When State Senator Pam Althoff’s Telephone Town Hall Meeting contacted me after her five hour session (with committee meetings in the morning), I decided to listen in.
Some notes I took follow.
A man from Woodstock with a $10,000 property tax bill said, “Taxes are out of control for Dorr Township. I can’t afford to retire in my home. As soon as I can, I’m moving out of this state.”
[I would point out that Woodstock School District 200 took every dime it could and that was most of the local tax increase.]
Althoff took two polls, the first about the Democrats 67% income tax hike. She said she would announce the results during the hour and did.
- 71% said cut spending and the tax hike
- 21% favored leaving the tax hike in place but not allowing government to grow
- 2% wanted government to continue to increase in size
- 6% were undecided
At least two people talked about government employee pensions.
Althoff said that something would have to be done or 15-20 years from now “people will get a pink slip.”
I’m not sure one can get fired from a pension program, but her point was that the five public pension funds would eventually run out of money.
When asked where she stood on the union-backed pension plan (the one State Senate President John Cullerton is sponsoring), she said, “I supported both of the pieces of (pension) legislation.”
Another person pointed to the 3% annual pension increases, which are compounded, in public pensions as a big problem. He said that nobody in the private sector gets anything like that.
Althoff agreed and pointed out that the compounding was more than 50% of the problem.
A poll was taken on what Althoff characterized as “conceal and carry.”
Althoff said she was in support of such legislation.
The results were
- 47% support
- 29% do not support in any form
- 26% support with exemptions
- 4% were undecided
A nurse called to ask if the state’s assuming administration of Obamacare would result in something like the pension crisis down the road.
Althoff did not try to dissuade her of that possibility.

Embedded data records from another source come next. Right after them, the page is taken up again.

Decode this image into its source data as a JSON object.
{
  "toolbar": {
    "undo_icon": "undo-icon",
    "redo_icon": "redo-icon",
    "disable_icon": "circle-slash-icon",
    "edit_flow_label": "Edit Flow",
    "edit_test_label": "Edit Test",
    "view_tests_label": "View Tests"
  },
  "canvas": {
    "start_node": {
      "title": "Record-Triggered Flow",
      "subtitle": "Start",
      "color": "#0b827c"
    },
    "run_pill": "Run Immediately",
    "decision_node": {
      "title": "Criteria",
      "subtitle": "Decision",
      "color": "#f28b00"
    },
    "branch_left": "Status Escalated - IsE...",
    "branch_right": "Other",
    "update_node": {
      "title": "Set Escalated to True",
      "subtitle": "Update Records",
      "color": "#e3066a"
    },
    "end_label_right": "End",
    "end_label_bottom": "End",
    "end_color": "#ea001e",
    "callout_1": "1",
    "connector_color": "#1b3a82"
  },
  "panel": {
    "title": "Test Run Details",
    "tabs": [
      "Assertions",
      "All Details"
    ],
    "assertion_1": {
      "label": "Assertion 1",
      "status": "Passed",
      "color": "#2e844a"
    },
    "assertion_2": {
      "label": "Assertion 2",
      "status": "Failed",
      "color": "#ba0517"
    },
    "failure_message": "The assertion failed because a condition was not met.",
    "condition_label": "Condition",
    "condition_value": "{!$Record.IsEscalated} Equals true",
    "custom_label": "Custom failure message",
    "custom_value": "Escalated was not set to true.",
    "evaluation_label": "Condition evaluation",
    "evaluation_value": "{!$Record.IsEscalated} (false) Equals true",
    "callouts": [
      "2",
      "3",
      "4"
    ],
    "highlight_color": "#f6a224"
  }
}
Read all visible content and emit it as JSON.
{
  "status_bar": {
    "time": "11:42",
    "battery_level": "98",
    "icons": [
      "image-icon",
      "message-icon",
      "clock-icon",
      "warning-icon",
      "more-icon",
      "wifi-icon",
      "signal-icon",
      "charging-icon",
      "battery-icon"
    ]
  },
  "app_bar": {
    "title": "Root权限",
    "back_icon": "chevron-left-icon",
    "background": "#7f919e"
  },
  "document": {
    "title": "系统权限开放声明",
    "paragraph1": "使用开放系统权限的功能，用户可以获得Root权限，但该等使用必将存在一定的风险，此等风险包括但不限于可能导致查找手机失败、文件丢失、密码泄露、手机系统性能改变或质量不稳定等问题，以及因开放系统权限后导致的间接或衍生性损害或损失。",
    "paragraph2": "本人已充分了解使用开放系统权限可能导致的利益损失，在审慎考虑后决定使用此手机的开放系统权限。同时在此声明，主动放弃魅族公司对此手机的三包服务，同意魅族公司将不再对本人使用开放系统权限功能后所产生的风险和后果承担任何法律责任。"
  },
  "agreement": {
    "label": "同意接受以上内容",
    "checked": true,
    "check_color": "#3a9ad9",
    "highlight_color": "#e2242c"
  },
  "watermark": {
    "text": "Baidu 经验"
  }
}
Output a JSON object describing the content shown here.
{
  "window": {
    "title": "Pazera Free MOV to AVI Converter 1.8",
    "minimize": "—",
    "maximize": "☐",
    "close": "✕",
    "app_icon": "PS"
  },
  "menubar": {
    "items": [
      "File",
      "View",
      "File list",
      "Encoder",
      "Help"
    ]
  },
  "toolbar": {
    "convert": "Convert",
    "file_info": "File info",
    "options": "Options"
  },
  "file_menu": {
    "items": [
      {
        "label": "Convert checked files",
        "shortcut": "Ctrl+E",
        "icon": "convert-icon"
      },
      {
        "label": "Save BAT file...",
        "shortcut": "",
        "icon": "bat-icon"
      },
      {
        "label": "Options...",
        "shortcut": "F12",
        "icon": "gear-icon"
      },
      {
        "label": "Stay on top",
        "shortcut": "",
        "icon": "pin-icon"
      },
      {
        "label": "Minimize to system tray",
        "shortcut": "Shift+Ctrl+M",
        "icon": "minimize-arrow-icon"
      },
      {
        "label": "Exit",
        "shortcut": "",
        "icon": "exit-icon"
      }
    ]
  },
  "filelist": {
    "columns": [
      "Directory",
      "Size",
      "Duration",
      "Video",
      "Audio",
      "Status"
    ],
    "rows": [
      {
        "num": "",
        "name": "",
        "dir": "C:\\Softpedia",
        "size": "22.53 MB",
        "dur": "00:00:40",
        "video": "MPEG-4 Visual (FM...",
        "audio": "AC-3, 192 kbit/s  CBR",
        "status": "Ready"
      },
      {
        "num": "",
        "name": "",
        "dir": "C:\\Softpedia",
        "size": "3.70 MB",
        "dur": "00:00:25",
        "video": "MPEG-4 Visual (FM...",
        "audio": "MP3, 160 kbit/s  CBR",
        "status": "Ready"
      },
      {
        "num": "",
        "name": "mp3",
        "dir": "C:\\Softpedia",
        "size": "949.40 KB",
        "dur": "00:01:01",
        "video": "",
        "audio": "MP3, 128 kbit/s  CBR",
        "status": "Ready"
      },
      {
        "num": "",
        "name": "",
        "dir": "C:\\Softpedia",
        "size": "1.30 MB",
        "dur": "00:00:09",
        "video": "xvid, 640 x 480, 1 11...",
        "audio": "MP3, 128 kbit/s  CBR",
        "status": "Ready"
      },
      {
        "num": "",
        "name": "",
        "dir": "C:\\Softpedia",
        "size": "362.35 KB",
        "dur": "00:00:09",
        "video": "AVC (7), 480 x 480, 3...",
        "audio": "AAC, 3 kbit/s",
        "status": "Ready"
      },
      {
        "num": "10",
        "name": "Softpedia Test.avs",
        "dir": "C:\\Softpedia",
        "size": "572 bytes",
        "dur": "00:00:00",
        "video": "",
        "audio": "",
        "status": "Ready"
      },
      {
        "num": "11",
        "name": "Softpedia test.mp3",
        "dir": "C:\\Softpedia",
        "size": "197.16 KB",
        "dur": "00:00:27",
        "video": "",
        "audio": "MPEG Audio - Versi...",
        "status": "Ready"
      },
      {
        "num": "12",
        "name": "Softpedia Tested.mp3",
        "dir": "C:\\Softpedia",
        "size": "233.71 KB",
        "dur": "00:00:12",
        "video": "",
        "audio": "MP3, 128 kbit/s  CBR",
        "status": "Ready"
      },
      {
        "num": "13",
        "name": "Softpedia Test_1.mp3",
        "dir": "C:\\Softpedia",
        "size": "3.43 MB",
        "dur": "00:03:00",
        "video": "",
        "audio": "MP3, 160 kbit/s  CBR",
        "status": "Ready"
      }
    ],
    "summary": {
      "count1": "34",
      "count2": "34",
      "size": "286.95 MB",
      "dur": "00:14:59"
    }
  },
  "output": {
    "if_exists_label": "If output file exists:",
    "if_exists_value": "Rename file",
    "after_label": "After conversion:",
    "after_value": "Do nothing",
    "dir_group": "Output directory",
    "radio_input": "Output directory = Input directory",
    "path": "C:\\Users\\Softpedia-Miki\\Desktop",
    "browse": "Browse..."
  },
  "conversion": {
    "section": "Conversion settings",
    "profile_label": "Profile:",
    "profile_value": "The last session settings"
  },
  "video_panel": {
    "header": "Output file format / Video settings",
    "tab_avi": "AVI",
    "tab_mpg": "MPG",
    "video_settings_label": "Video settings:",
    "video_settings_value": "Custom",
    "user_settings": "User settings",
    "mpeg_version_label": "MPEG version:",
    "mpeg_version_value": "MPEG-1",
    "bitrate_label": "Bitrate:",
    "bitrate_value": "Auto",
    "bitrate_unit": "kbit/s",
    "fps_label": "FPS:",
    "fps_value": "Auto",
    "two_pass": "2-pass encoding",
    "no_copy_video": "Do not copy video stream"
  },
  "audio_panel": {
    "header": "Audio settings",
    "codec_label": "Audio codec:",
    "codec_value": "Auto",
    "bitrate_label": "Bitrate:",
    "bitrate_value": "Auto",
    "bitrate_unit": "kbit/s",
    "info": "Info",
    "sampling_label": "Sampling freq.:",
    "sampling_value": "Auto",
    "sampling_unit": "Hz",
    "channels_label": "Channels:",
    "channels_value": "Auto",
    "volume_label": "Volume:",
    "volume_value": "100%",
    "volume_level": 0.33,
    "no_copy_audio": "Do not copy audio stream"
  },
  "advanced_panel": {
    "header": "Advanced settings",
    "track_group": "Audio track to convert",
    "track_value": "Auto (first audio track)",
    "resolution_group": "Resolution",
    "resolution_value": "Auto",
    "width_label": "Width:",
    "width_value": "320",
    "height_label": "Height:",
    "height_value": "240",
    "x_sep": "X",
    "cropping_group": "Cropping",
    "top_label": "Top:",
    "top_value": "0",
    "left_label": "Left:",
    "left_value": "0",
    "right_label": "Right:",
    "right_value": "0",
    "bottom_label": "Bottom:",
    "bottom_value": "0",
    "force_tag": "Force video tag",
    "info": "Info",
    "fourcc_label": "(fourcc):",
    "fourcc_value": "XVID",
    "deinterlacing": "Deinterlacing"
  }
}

A man called about fracking. He was worried about his well water.
He apparently thinks it will occur in McHenry County.
Althoff said she was undecided but did not tell him natural gas and oil has not be found under McHenry County’s acreage.
A man from a small town without zoning whom Althoff recognized as someone she had talked to before talked about windmill regulation in places like his. Althoff just passed a bill to give them some control within their village limits, but with no power outside those limits. Municipalities with zoning have some power within a mile and a half of their boundaries.
When the hour was up Althoff invited people to leave messages on her answering machine.